COOKING AT THE AUSTRIAN CULTURAL FORUMMay 21, 2012
No Wiener schnitzel was served at the Austrian Cultural Forum’s 10-year anniversary celebration this week, but vegan beef tartare and food-based performance art were on the menu. Opening the exhibition “Our Haus,” May 17-Aug. 26, 2012, Austrian-born relational esthetician Rainer Prohaska staged the performance “Kitchen on Every Floor,” which, like it sounds, involved setting up a series of food-prep stations around the building. Guests were invited to follow Prohaska’s instructions at each post -- chop onions, dice fresh herbs, etc. -- until they had cooked an entire meal. (Aside from the Turkish-based faux-beef dish, Prohaska also provided a traditional Austrian recipe from a restaurant near his home.)
“I will not cook; I let people cook,” Prohaska explained during an artist talk held at the Forum on Wednesday, May 16, 2012, before the performance. “If no one’s cooking, we have no food tonight.”
The other nine artists in “Our Haus” take inspiration from the East 52nd Street building itself, which has become a modern icon since architect Raimund Abraham completed the slender steel-and-glass structure in 2002. Two years ago, installation artist Judith Fegerl lit up the insides of the building with flashing LED lights. Now, for Untitled (cauter) (2012), she set small, controlled electrical fires in a wall, causing faintly perceptible, pencil-like line “drawings.”
“This new piece is much quieter,” Fegerl said. “It’s about the things you don’t see.”
Other artists address the architectural theme less literally. In Rainer Ganahl’s split-screen video, he contrasts the boarded-up shops and apartments in Spanish Harlem, where he has lived for years, with the well-to-do surroundings of the Austrian Cultural Forum. And husband-and-wife duo Johanna and Helmut Kandl spliced together super-8 films of Johanna’s home from when she was a child with those of its current, dilapidated state.
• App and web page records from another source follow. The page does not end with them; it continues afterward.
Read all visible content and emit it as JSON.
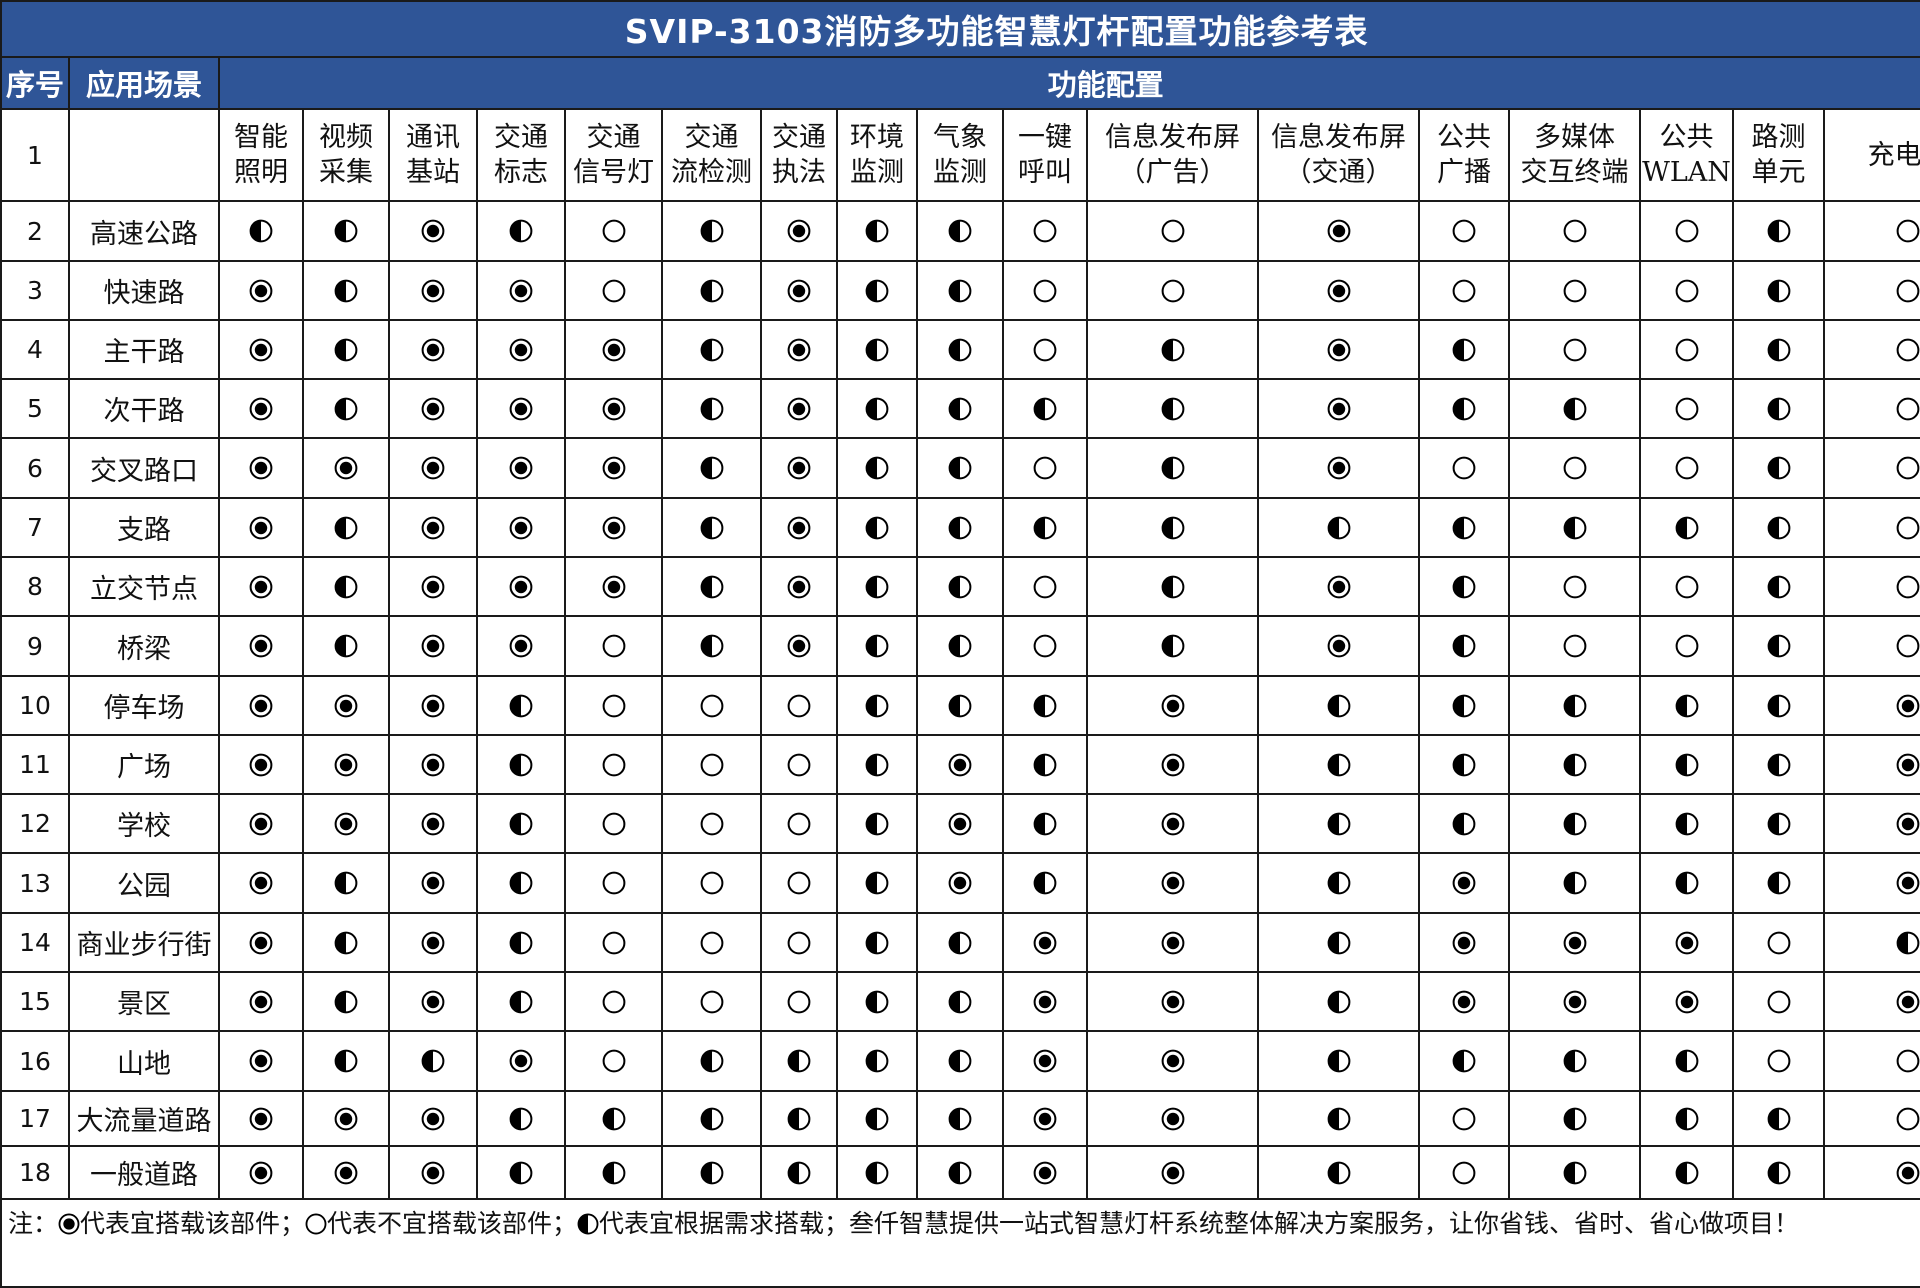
{
  "title": "SVIP-3103消防多功能智慧灯杆配置功能参考表",
  "header": {
    "index_label": "序号",
    "scene_label": "应用场景",
    "config_label": "功能配置",
    "first_row_index": "1"
  },
  "features": [
    [
      "智能",
      "照明"
    ],
    [
      "视频",
      "采集"
    ],
    [
      "通讯",
      "基站"
    ],
    [
      "交通",
      "标志"
    ],
    [
      "交通",
      "信号灯"
    ],
    [
      "交通",
      "流检测"
    ],
    [
      "交通",
      "执法"
    ],
    [
      "环境",
      "监测"
    ],
    [
      "气象",
      "监测"
    ],
    [
      "一键",
      "呼叫"
    ],
    [
      "信息发布屏",
      "（广告）"
    ],
    [
      "信息发布屏",
      "（交通）"
    ],
    [
      "公共",
      "广播"
    ],
    [
      "多媒体",
      "交互终端"
    ],
    [
      "公共",
      "WLAN"
    ],
    [
      "路测",
      "单元"
    ],
    [
      "充电桩"
    ]
  ],
  "symbols": {
    "recommended": "bullseye-icon",
    "not_recommended": "empty-circle-icon",
    "optional": "half-circle-icon"
  },
  "rows": [
    {
      "no": "2",
      "scene": "高速公路",
      "v": "HHFHEHFHHEEFEEEHE"
    },
    {
      "no": "3",
      "scene": "快速路",
      "v": "FHFFEHFHHEEFEEEHE"
    },
    {
      "no": "4",
      "scene": "主干路",
      "v": "FHFFFHFHHEHFHEEHE"
    },
    {
      "no": "5",
      "scene": "次干路",
      "v": "FHFFFHFHHHHFHHEHE"
    },
    {
      "no": "6",
      "scene": "交叉路口",
      "v": "FFFFFHFHHEHFEEEHE"
    },
    {
      "no": "7",
      "scene": "支路",
      "v": "FHFFFHFHHHHHHHHHE"
    },
    {
      "no": "8",
      "scene": "立交节点",
      "v": "FHFFFHFHHEHFHEEHE"
    },
    {
      "no": "9",
      "scene": "桥梁",
      "v": "FHFFEHFHHEHFHEEHE"
    },
    {
      "no": "10",
      "scene": "停车场",
      "v": "FFFHEEEHHHFHHHHHF"
    },
    {
      "no": "11",
      "scene": "广场",
      "v": "FFFHEEEHFHFHHHHHF"
    },
    {
      "no": "12",
      "scene": "学校",
      "v": "FFFHEEEHFHFHHHHHF"
    },
    {
      "no": "13",
      "scene": "公园",
      "v": "FHFHEEEHFHFHFHHHF"
    },
    {
      "no": "14",
      "scene": "商业步行街",
      "v": "FHFHEEEHHFFHFFFEH"
    },
    {
      "no": "15",
      "scene": "景区",
      "v": "FHFHEEEHHFFHFFFEF"
    },
    {
      "no": "16",
      "scene": "山地",
      "v": "FHHFEHHHHFFHHHHEE"
    },
    {
      "no": "17",
      "scene": "大流量道路",
      "v": "FFFHHHHHHFFHEHHHE"
    },
    {
      "no": "18",
      "scene": "一般道路",
      "v": "FFFHHHHHHFFHEHHHF"
    }
  ],
  "note": {
    "prefix": "注：",
    "recommended_text": "代表宜搭载该部件；",
    "not_recommended_text": "代表不宜搭载该部件；",
    "optional_text": "代表宜根据需求搭载；叁仟智慧提供一站式智慧灯杆系统整体解决方案服务，让你省钱、省时、省心做项目！"
  }
}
Toward the end of the evening, guests clustered in the basement around what might have rivaled the feast for the most popular artwork of the night: a mini-fridge full of Stiegl beer, courtesy of Mathias Kessler.